Keith Davies has had a series going for the past couple of days where he walks through creating a megadungeon.  Rather than using a map, and filling in the spaces, he uses a node-based model. What that means is he is not as concerned with the exact map that connects the various locales, but rather, how are the different areas in the dungeon related.  As my friends all like using minis, I find myself using this model as well, and in fact I often never have a complete map created.  I want the dungeon they are exploring to feel massive, with the possibility of getting lost, and if they are mapping every 5′ square, it gets old quickly, and begins to feel very small.

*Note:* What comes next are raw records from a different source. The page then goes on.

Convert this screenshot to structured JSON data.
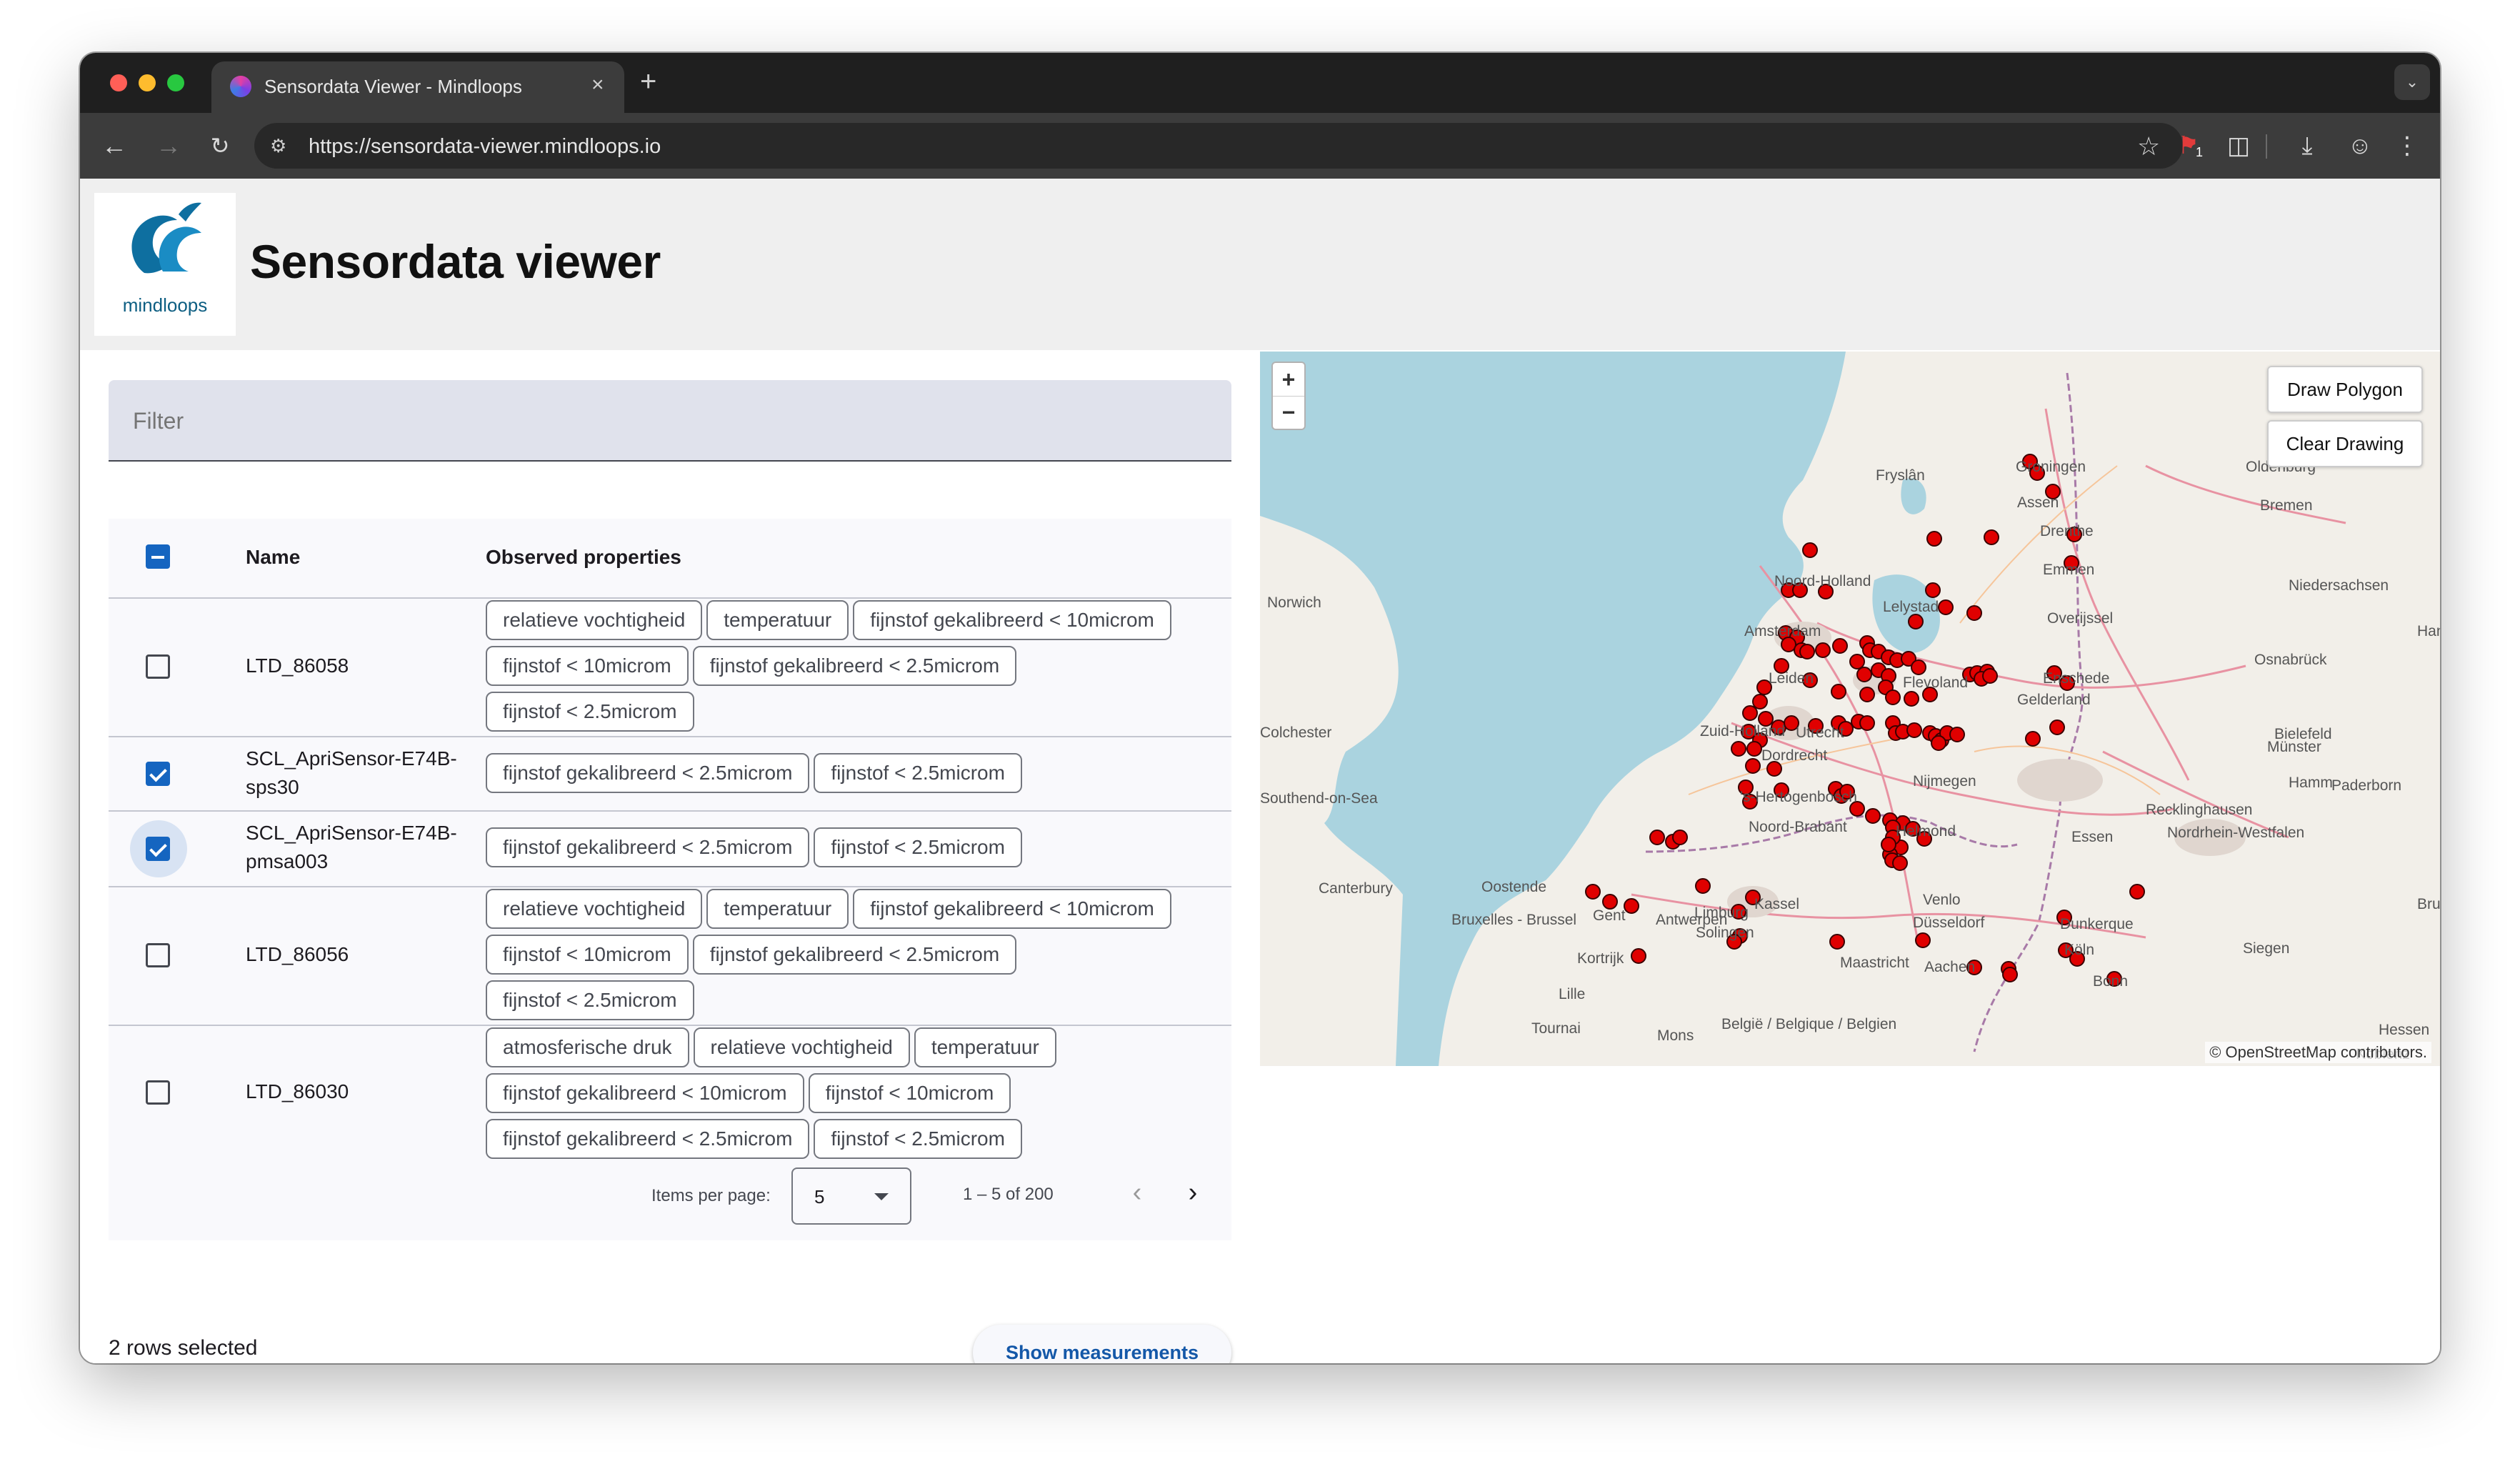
{
  "browser": {
    "tab_title": "Sensordata Viewer - Mindloops",
    "tab_close": "×",
    "new_tab": "+",
    "url": "https://sensordata-viewer.mindloops.io",
    "extension_badge": "1"
  },
  "header": {
    "logo_text": "mindloops",
    "title": "Sensordata viewer"
  },
  "filter": {
    "placeholder": "Filter"
  },
  "table": {
    "columns": {
      "name": "Name",
      "properties": "Observed properties"
    },
    "rows": [
      {
        "name": "LTD_86058",
        "checked": false,
        "properties": [
          "relatieve vochtigheid",
          "temperatuur",
          "fijnstof gekalibreerd < 10microm",
          "fijnstof < 10microm",
          "fijnstof gekalibreerd < 2.5microm",
          "fijnstof < 2.5microm"
        ]
      },
      {
        "name": "SCL_ApriSensor-E74B-sps30",
        "checked": true,
        "properties": [
          "fijnstof gekalibreerd < 2.5microm",
          "fijnstof < 2.5microm"
        ]
      },
      {
        "name": "SCL_ApriSensor-E74B-pmsa003",
        "checked": true,
        "properties": [
          "fijnstof gekalibreerd < 2.5microm",
          "fijnstof < 2.5microm"
        ]
      },
      {
        "name": "LTD_86056",
        "checked": false,
        "properties": [
          "relatieve vochtigheid",
          "temperatuur",
          "fijnstof gekalibreerd < 10microm",
          "fijnstof < 10microm",
          "fijnstof gekalibreerd < 2.5microm",
          "fijnstof < 2.5microm"
        ]
      },
      {
        "name": "LTD_86030",
        "checked": false,
        "properties": [
          "atmosferische druk",
          "relatieve vochtigheid",
          "temperatuur",
          "fijnstof gekalibreerd < 10microm",
          "fijnstof < 10microm",
          "fijnstof gekalibreerd < 2.5microm",
          "fijnstof < 2.5microm"
        ]
      }
    ]
  },
  "paginator": {
    "items_label": "Items per page:",
    "page_size": "5",
    "range": "1 – 5 of 200"
  },
  "footer": {
    "selected_text": "2 rows selected",
    "show_button": "Show measurements"
  },
  "map": {
    "zoom_in": "+",
    "zoom_out": "−",
    "draw_polygon": "Draw Polygon",
    "clear_drawing": "Clear Drawing",
    "attribution": "© OpenStreetMap contributors.",
    "marker_color": "#e00000",
    "labels": [
      "Fryslân",
      "Groningen",
      "Oldenburg",
      "Bremen",
      "Assen",
      "Drenthe",
      "Emmen",
      "Niedersachsen",
      "Norwich",
      "Noord-Holland",
      "Lelystad",
      "Overijssel",
      "Amsterdam",
      "Osnabrück",
      "Hann",
      "Leiden",
      "Flevoland",
      "Enschede",
      "Gelderland",
      "Colchester",
      "Zuid-Holland",
      "Utrecht",
      "Dordrecht",
      "Bielefeld",
      "Münster",
      "Nijmegen",
      "Hamm",
      "Paderborn",
      "Southend-on-Sea",
      "'s-Hertogenbosch",
      "Recklinghausen",
      "Noord-Brabant",
      "Helmond",
      "Essen",
      "Nordrhein-Westfalen",
      "Canterbury",
      "Oostende",
      "Venlo",
      "Kassel",
      "Brugge",
      "Gent",
      "Antwerpen",
      "Limburg",
      "Düsseldorf",
      "Dunkerque",
      "Bruxelles - Brussel",
      "Solingen",
      "Köln",
      "Siegen",
      "Kortrijk",
      "Maastricht",
      "Aachen",
      "Bonn",
      "Lille",
      "België / Belgique / Belgien",
      "Tournai",
      "Mons",
      "Hessen",
      "Koblenz"
    ]
  }
}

I don’t think I’ll ever run a true mega-dungeon, but they are nice to have to have in a campaign world when you don’t have anything else planned.  “Hey guys, wanna see what’s down that pit the last time you explored?”